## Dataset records

╭──

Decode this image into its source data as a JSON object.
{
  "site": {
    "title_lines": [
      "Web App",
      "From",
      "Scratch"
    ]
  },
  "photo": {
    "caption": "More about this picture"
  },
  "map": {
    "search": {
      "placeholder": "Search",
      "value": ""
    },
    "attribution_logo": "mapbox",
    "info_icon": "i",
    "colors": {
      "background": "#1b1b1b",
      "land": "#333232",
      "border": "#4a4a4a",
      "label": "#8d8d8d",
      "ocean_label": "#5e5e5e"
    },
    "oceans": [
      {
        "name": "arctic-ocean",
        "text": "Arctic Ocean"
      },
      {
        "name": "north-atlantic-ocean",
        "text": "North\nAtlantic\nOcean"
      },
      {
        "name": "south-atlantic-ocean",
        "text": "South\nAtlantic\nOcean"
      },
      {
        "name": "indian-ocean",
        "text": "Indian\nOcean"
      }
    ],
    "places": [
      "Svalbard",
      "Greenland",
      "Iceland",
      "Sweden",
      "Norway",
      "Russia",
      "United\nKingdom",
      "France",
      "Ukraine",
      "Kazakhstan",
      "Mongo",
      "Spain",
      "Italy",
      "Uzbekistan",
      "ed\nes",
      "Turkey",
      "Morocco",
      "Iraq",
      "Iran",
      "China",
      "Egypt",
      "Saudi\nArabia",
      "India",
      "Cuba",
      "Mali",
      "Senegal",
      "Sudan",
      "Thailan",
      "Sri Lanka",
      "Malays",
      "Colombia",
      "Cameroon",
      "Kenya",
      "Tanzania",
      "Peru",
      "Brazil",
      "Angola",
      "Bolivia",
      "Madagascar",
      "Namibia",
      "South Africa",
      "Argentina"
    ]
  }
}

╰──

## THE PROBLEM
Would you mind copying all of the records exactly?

## SOLUTION TO THE PROBLEM
Decode this image into its source data as a JSON object.
{
  "site": {
    "title_lines": [
      "Web App",
      "From",
      "Scratch"
    ]
  },
  "photo": {
    "caption": "More about this picture"
  },
  "map": {
    "search": {
      "placeholder": "Search",
      "value": ""
    },
    "attribution_logo": "mapbox",
    "info_icon": "i",
    "colors": {
      "background": "#1b1b1b",
      "land": "#333232",
      "border": "#4a4a4a",
      "label": "#8d8d8d",
      "ocean_label": "#5e5e5e"
    },
    "oceans": [
      {
        "name": "arctic-ocean",
        "text": "Arctic Ocean"
      },
      {
        "name": "north-atlantic-ocean",
        "text": "North\nAtlantic\nOcean"
      },
      {
        "name": "south-atlantic-ocean",
        "text": "South\nAtlantic\nOcean"
      },
      {
        "name": "indian-ocean",
        "text": "Indian\nOcean"
      }
    ],
    "places": [
      "Svalbard",
      "Greenland",
      "Iceland",
      "Sweden",
      "Norway",
      "Russia",
      "United\nKingdom",
      "France",
      "Ukraine",
      "Kazakhstan",
      "Mongo",
      "Spain",
      "Italy",
      "Uzbekistan",
      "ed\nes",
      "Turkey",
      "Morocco",
      "Iraq",
      "Iran",
      "China",
      "Egypt",
      "Saudi\nArabia",
      "India",
      "Cuba",
      "Mali",
      "Senegal",
      "Sudan",
      "Thailan",
      "Sri Lanka",
      "Malays",
      "Colombia",
      "Cameroon",
      "Kenya",
      "Tanzania",
      "Peru",
      "Brazil",
      "Angola",
      "Bolivia",
      "Madagascar",
      "Namibia",
      "South Africa",
      "Argentina"
    ]
  }
}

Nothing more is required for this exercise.